A long, long time ago (75 years, to be exact) Walt Disney presented his new studio’s very first animated film, Snow White and the Seven Dwarfs. Featuring a female lead and based on a popular fairy tale, the film set the standard for animated features for decades to come.

Seventeen years and twelve movies since its debut film, Pixar has followed suit– though as breathtaking and beautiful as Brave is, it has the misfortune of being… a Pixar film.

After producing more than a handful of the best animated movies in recent memory, Pixar has set the bar so high that everything it does is supposed to be even better than the last. Sorry, but is it even possible for an animated movie to be more nostalgically fun than Cars? More heartfelt than Toy Story 3? More beautiful and inventive than Wall•E?

It’s a shame, because in a vacuum, Brave is amazing. It’s fantastically animated (you’ll swear Pixar traveled back in time and actually filmed the Scottish highlands), it has great characters (from strong leads to cartoonish buffoons), and the story will keep you riveted until the very end.

Merida (Kelly Macdonald) is a headstrong young Scottish lass in the days of kilts and castles. A tomboy at heart, she lives for days atop her trusty Clydesdale Angus launching arrows at far-off targets. Her mother Elinor (Emma Thompson), however, is a traditionalist, frustrated with her daughter’s unwillingness to follow the path laid out before her– of choosing a suitor from one of three neighboring clans.

Frustrated, Merida runs off into the woods where she trips on a craggy witch (Julie Walters) who grants the young girl’s wish to have a spell that could change her mother’s mind.

The result (as we know from most fairy tales) doesn’t go as planned, and Merida must make things right by (as we know from most fairy tales) learning a valuable life lesson.

The script from co-directors Mark Andrews and Brenda Chapman, along with Irene Mecchi and Steve Purcell, does seem derivative at times, but isn’t that why fairy tales have lasted for centuries? If we didn’t enjoy these stories, they wouldn’t be handed down from generation to generation.

Brave borrows from many different sources, including Beauty and the Beast and Disney’s Robin Hood, but there’s so much originality at work here, too, that it stands solidly on its own– whether in the hijinks of the hilarious carrot-top triplets (Hamish, Harris, and Hubert) or the epic, nail-biting finale.

It’s the animation, though, that will leave you floored. From the intricate details of Merida’s fiery curls to the ethereal mist in the spookiest forest this side of the Fire Swamp, Brave is as visually remarkable as anything Pixar has shown us to date (save, maybe, Wall•E).

No question Brave is the most intense (and, therefore, most unfit-for-all-ages) Pixar film, but there also plenty of levity and goofball humor to balance things out.
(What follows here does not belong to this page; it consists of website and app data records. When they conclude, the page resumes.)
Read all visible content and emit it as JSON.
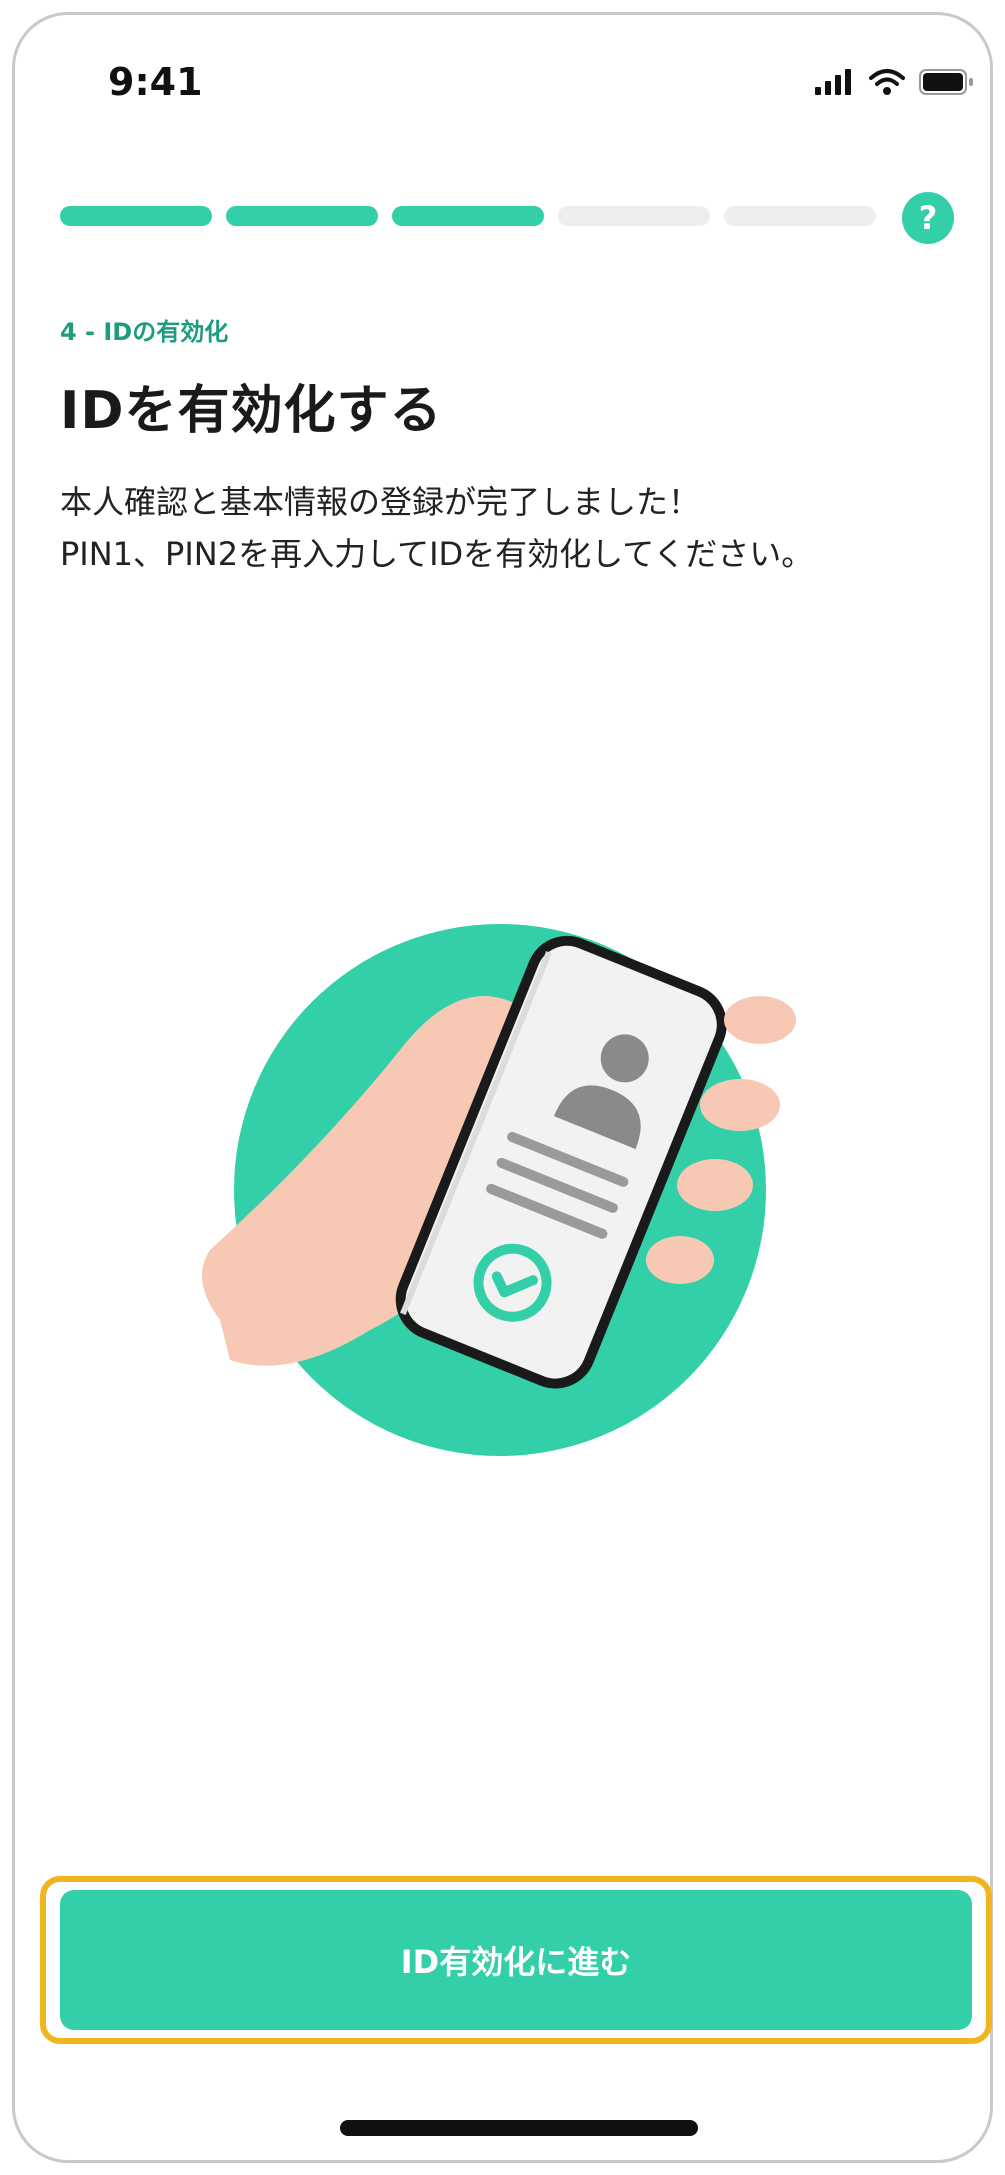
{
  "status_bar": {
    "time": "9:41"
  },
  "progress": {
    "total_steps": 5,
    "completed_steps": 3,
    "active_color": "#33cfa8",
    "inactive_color": "#eeeeee"
  },
  "header": {
    "help_label": "?"
  },
  "content": {
    "step_label": "4 - IDの有効化",
    "title": "IDを有効化する",
    "description_line1": "本人確認と基本情報の登録が完了しました！",
    "description_line2": "PIN1、PIN2を再入力してIDを有効化してください。"
  },
  "footer": {
    "primary_button_label": "ID有効化に進む"
  },
  "colors": {
    "accent": "#33cfa8",
    "accent_text": "#1e9c7f",
    "highlight": "#f0b41e"
  },
  "icons": [
    "signal-icon",
    "wifi-icon",
    "battery-icon",
    "help-icon",
    "user-icon",
    "check-circle-icon"
  ]
}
And, in keeping with the Pixar tradition, there’s a delightful short (La Luna) beforehand, and you can also keep an eye out for the trademark Pizza Planet truck (in the witch’s hovel) and an ear out for Pixar’s good luck charm John Ratzenberger (voicing Gordon, a Scottish guard).

Most of all, keep an open mind and enjoy Brave on its own. It earns it.

4.5/5 stars